WORK REQUIRED:
Report only how many lines below include "JSON".

[STORED DATA]

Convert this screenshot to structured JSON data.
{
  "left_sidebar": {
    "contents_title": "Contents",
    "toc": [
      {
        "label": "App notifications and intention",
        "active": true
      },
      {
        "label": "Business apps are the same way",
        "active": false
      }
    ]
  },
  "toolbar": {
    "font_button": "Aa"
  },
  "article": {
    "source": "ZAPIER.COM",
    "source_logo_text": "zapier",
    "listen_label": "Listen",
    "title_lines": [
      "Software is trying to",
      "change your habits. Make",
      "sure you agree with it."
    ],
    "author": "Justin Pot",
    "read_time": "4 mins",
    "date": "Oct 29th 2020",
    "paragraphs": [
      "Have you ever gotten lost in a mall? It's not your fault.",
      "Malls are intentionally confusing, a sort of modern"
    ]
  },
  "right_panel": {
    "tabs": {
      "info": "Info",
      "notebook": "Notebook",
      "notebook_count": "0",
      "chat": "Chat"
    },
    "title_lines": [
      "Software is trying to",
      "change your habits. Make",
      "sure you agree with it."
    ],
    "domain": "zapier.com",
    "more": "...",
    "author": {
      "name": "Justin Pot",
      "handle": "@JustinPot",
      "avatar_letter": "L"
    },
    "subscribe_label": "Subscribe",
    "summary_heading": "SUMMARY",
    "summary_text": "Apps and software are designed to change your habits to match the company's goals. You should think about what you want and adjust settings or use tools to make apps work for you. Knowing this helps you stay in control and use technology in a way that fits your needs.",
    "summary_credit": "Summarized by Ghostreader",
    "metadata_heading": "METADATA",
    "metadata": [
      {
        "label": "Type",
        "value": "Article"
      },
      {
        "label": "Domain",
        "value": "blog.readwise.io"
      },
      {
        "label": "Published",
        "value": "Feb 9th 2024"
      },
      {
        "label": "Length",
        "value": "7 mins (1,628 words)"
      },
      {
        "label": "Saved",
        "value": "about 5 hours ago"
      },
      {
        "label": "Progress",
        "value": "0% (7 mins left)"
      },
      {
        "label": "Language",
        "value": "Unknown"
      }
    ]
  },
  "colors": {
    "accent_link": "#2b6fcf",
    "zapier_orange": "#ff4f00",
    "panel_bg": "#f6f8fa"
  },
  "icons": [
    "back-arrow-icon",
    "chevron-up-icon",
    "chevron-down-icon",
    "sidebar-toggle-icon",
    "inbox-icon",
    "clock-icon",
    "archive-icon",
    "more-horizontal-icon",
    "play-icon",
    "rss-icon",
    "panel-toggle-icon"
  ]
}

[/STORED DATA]
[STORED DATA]

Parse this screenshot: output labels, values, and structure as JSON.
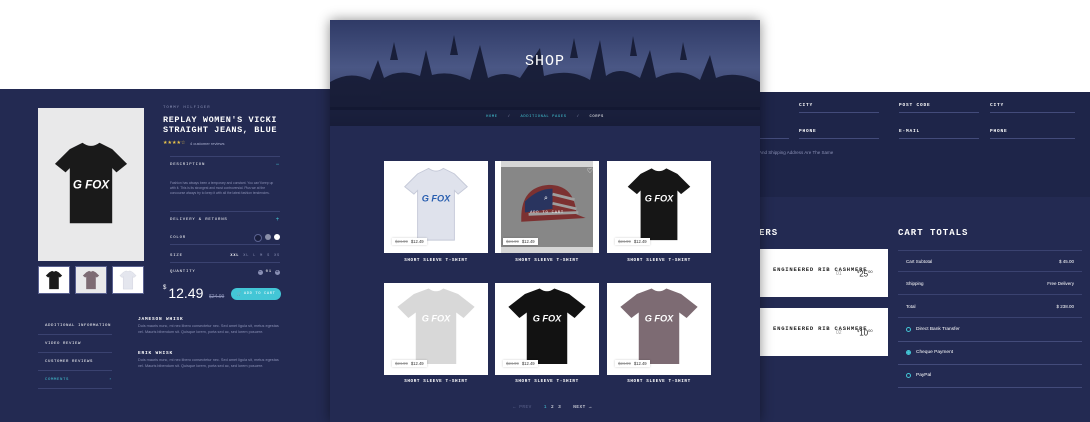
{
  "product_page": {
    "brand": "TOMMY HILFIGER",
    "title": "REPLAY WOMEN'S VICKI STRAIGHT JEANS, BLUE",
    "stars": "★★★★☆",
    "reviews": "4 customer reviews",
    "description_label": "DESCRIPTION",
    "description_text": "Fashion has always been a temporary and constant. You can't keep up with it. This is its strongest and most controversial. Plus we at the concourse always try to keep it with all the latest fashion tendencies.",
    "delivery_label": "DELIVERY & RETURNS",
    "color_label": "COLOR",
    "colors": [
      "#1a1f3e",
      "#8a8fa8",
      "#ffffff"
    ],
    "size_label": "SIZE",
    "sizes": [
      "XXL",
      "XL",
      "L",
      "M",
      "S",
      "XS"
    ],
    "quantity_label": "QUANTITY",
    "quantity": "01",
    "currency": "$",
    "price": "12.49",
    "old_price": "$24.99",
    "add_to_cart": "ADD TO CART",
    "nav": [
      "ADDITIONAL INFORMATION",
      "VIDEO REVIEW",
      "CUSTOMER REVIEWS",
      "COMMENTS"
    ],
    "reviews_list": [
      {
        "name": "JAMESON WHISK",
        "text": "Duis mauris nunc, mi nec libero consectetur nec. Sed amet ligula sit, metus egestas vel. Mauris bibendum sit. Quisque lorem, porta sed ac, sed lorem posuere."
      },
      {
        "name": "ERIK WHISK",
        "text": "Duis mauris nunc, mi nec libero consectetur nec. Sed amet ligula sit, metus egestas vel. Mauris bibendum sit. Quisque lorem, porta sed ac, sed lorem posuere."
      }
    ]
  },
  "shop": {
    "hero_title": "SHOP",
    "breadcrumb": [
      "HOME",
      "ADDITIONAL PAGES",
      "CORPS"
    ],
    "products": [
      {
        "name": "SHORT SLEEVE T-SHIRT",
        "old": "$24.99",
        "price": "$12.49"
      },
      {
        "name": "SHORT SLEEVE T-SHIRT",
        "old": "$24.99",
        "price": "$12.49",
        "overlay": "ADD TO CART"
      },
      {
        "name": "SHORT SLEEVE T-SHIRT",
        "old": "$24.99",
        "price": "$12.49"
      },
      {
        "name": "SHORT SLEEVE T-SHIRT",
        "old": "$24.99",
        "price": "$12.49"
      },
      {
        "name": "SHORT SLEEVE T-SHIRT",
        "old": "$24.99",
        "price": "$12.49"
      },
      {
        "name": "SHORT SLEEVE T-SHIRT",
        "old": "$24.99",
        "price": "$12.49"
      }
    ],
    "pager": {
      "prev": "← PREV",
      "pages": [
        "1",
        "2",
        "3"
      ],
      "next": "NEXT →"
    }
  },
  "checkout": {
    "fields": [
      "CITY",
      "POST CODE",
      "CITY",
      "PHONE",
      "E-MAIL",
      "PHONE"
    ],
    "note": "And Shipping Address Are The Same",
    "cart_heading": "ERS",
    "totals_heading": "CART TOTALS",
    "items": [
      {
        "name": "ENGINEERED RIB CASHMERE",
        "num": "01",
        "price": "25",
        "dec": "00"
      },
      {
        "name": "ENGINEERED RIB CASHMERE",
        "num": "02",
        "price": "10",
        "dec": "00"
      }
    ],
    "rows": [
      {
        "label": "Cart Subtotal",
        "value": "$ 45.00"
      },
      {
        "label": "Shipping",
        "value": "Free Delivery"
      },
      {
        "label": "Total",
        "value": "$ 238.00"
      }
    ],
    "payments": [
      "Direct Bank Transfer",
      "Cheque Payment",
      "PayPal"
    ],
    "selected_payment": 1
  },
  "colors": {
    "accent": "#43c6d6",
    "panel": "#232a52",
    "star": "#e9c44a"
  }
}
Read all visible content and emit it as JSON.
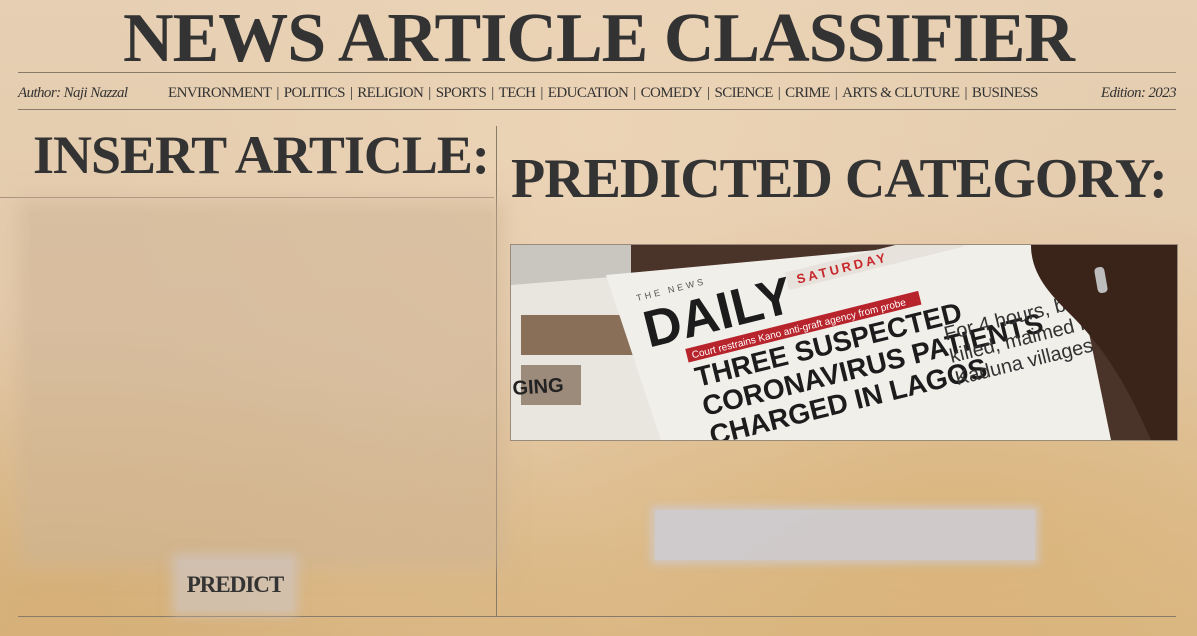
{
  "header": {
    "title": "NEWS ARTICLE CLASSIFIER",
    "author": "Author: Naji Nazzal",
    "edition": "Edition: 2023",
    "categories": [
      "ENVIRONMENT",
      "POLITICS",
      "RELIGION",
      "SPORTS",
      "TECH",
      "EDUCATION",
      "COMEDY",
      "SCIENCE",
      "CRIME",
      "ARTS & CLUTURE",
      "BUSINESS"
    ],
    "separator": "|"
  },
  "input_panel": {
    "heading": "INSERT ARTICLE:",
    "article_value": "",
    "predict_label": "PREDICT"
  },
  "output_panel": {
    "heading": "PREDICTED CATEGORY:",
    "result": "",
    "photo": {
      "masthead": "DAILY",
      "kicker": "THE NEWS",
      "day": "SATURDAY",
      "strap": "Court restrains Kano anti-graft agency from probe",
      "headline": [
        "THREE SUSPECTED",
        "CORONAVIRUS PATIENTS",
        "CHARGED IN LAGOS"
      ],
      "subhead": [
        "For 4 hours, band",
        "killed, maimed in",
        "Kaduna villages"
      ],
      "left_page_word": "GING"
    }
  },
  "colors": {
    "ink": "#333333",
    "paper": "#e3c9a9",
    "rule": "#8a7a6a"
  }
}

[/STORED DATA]
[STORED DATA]

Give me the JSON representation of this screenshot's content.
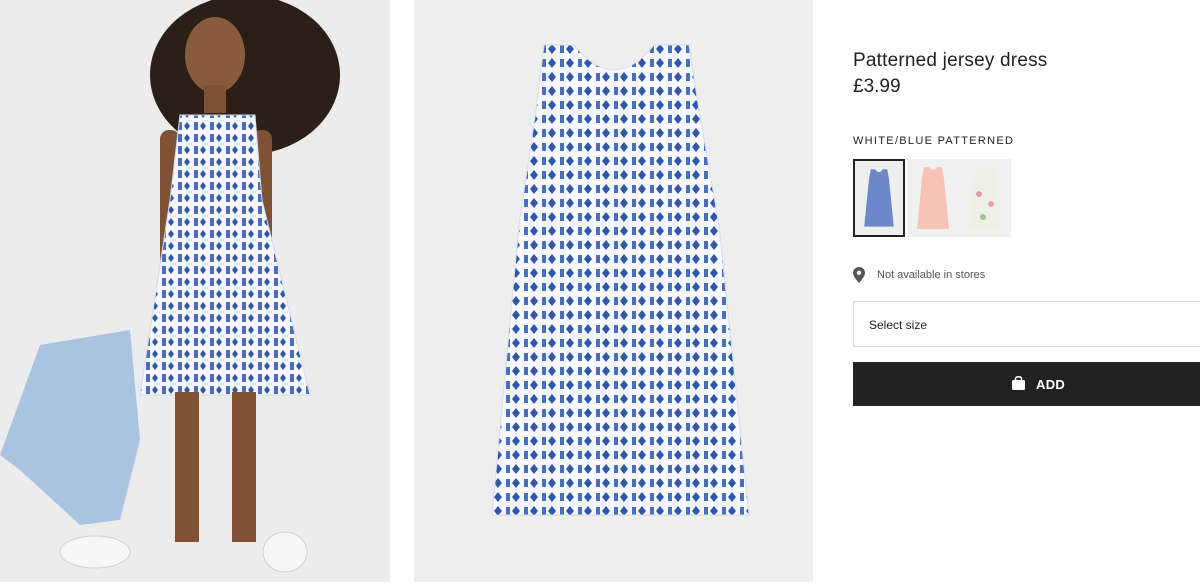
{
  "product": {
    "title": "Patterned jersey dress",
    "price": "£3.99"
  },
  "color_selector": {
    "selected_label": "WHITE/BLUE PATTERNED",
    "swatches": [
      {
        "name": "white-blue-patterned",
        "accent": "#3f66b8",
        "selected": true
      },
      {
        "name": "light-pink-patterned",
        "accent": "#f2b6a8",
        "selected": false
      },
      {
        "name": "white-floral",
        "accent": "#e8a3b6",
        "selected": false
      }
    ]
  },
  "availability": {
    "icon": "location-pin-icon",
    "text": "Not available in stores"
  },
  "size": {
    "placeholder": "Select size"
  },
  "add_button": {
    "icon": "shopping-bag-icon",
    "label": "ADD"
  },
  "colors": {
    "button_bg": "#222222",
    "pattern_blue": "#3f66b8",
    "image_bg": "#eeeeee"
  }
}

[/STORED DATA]

RESULT OF THIS TASK:
4